Living in the United States many of us grow up not learning much about other countries. Unless they are luxury makes, a lot of us do not think about where the cars we buy come from. There are many great cars that are made in Europe, and they aren’t the ones everybody thinks of.
Companies like Mercedes, BMW, Rolls Royce, and Jaguar are just a handful of companies people think of when we think European. However, these brands do not make cars for the masses. But there is certainly three companies that build great economical cars. This short article goes European to take a glimpse at Volvo, Volkswagen, and also Audi.
It is incredible to think of a country of merely nine million people, having one car maker, but to have two is unthinkable. This land is Sweden and it has both Volvo and Saab. Volvo, which happens to be owned and operated by Ford Motor Company, has had the greatest influence on the car industry.
Their most significant impact on the industry has been in the area of safety capabilities. Illustrations of their superior safety standards include reinforced roofs, and front end crumple zones.
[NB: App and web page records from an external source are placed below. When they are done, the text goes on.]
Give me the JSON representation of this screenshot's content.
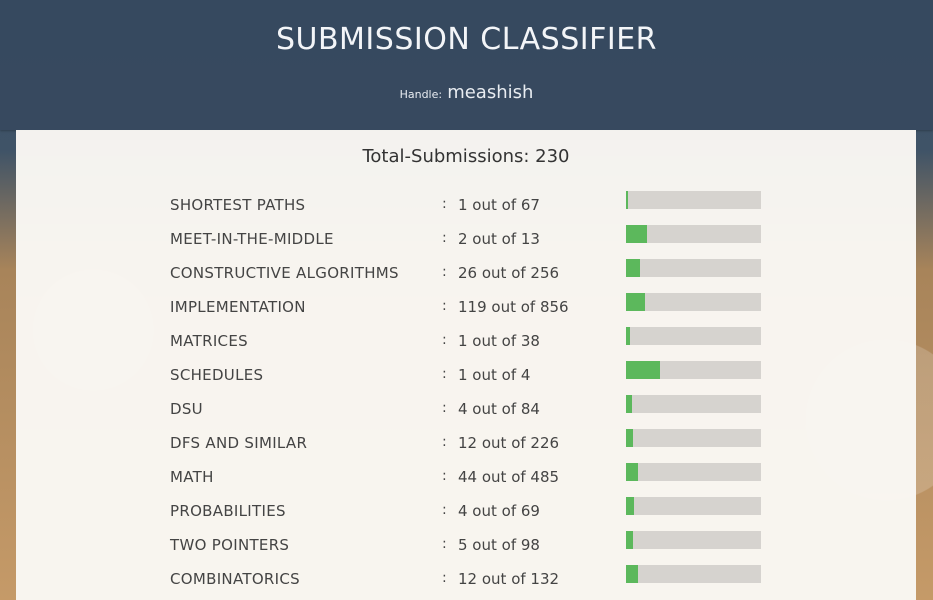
{
  "header": {
    "title": "SUBMISSION CLASSIFIER",
    "handle_label": "Handle:",
    "handle_value": "meashish"
  },
  "total_label": "Total-Submissions: 230",
  "rows": [
    {
      "tag": "SHORTEST PATHS",
      "count_text": "1 out of 67",
      "fraction": 0.015
    },
    {
      "tag": "MEET-IN-THE-MIDDLE",
      "count_text": "2 out of 13",
      "fraction": 0.154
    },
    {
      "tag": "CONSTRUCTIVE ALGORITHMS",
      "count_text": "26 out of 256",
      "fraction": 0.102
    },
    {
      "tag": "IMPLEMENTATION",
      "count_text": "119 out of 856",
      "fraction": 0.139
    },
    {
      "tag": "MATRICES",
      "count_text": "1 out of 38",
      "fraction": 0.026
    },
    {
      "tag": "SCHEDULES",
      "count_text": "1 out of 4",
      "fraction": 0.25
    },
    {
      "tag": "DSU",
      "count_text": "4 out of 84",
      "fraction": 0.048
    },
    {
      "tag": "DFS AND SIMILAR",
      "count_text": "12 out of 226",
      "fraction": 0.053
    },
    {
      "tag": "MATH",
      "count_text": "44 out of 485",
      "fraction": 0.091
    },
    {
      "tag": "PROBABILITIES",
      "count_text": "4 out of 69",
      "fraction": 0.058
    },
    {
      "tag": "TWO POINTERS",
      "count_text": "5 out of 98",
      "fraction": 0.051
    },
    {
      "tag": "COMBINATORICS",
      "count_text": "12 out of 132",
      "fraction": 0.091
    }
  ],
  "colors": {
    "bar_fill": "#5cb85c",
    "bar_track": "#d6d3cf",
    "header_bg": "#36495e"
  }
}
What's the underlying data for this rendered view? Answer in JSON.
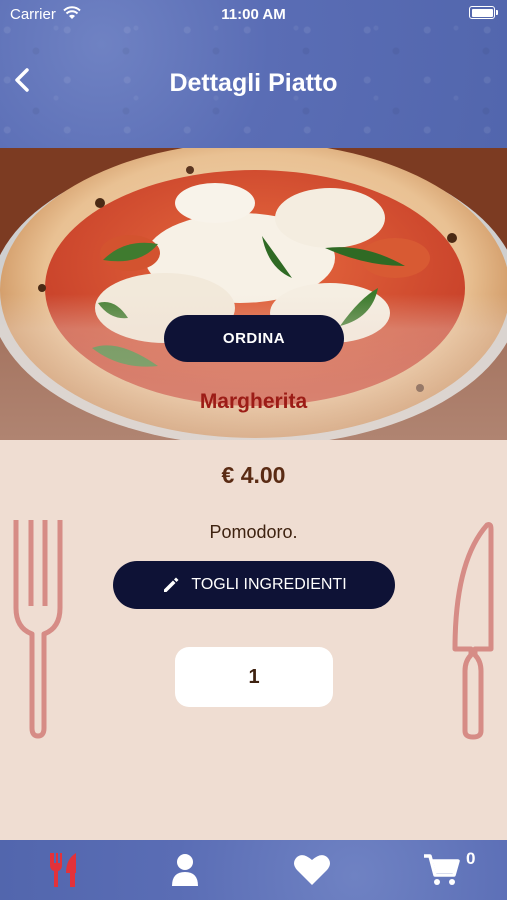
{
  "status_bar": {
    "carrier": "Carrier",
    "time": "11:00 AM"
  },
  "nav": {
    "title": "Dettagli Piatto",
    "back_icon": "chevron-left-icon"
  },
  "dish": {
    "order_label": "ORDINA",
    "name": "Margherita",
    "price": "€ 4.00",
    "description": "Pomodoro.",
    "remove_ingredients_label": "TOGLI INGREDIENTI",
    "quantity": "1"
  },
  "tab_bar": {
    "items": [
      {
        "icon": "fork-knife-icon",
        "active": true
      },
      {
        "icon": "user-icon",
        "active": false
      },
      {
        "icon": "heart-icon",
        "active": false
      },
      {
        "icon": "cart-icon",
        "active": false
      }
    ],
    "cart_count": "0"
  },
  "colors": {
    "header_blue": "#5a6db5",
    "button_navy": "#0e1236",
    "dish_name_red": "#9c1c16",
    "background_beige": "#efddd2",
    "cutlery_pink": "#d68c86",
    "active_tab_red": "#e3323a"
  }
}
Because of their high standards for safety, Volvo built a reputation for building great solid vehicles. It was through their perception of extremely safe cars that other automakers worldwide were forced to follow suit.
The Volkswagen Beetle is a car that just about everyone knows about although not so much regarding the history behind the car. The Beetle primarily came out in the 1930’s in Germany as the “people’s car.” Right after World War II, it became the most popular and one of the foremost selling cars of all time. Virtually anybody could find the money for a Volkswagen Beetle. Even if you were a farmer, beatnik, college student or consultant, you can easily get a Beetle. The Beetle finished its run in the United States while in the 1970’s but continued to be manufactured in Mexico up until the early 2000’s.
When Audi first introduced the all wheel drive Quattro, it was the pioneer of its model. Audi took the auto community by storm and fixed the bar high for other luxury automakers. Their Quattro engineering put them in front of the competition for years. Their traction and road handling was so considerably advanced in comparison to the competition, that the cars were not allowed in specific racing competitions. That’s your fundamental history of three extraordinary European automakers. With all they did for the auto sector as a whole, possibly extraordinary is the proper word.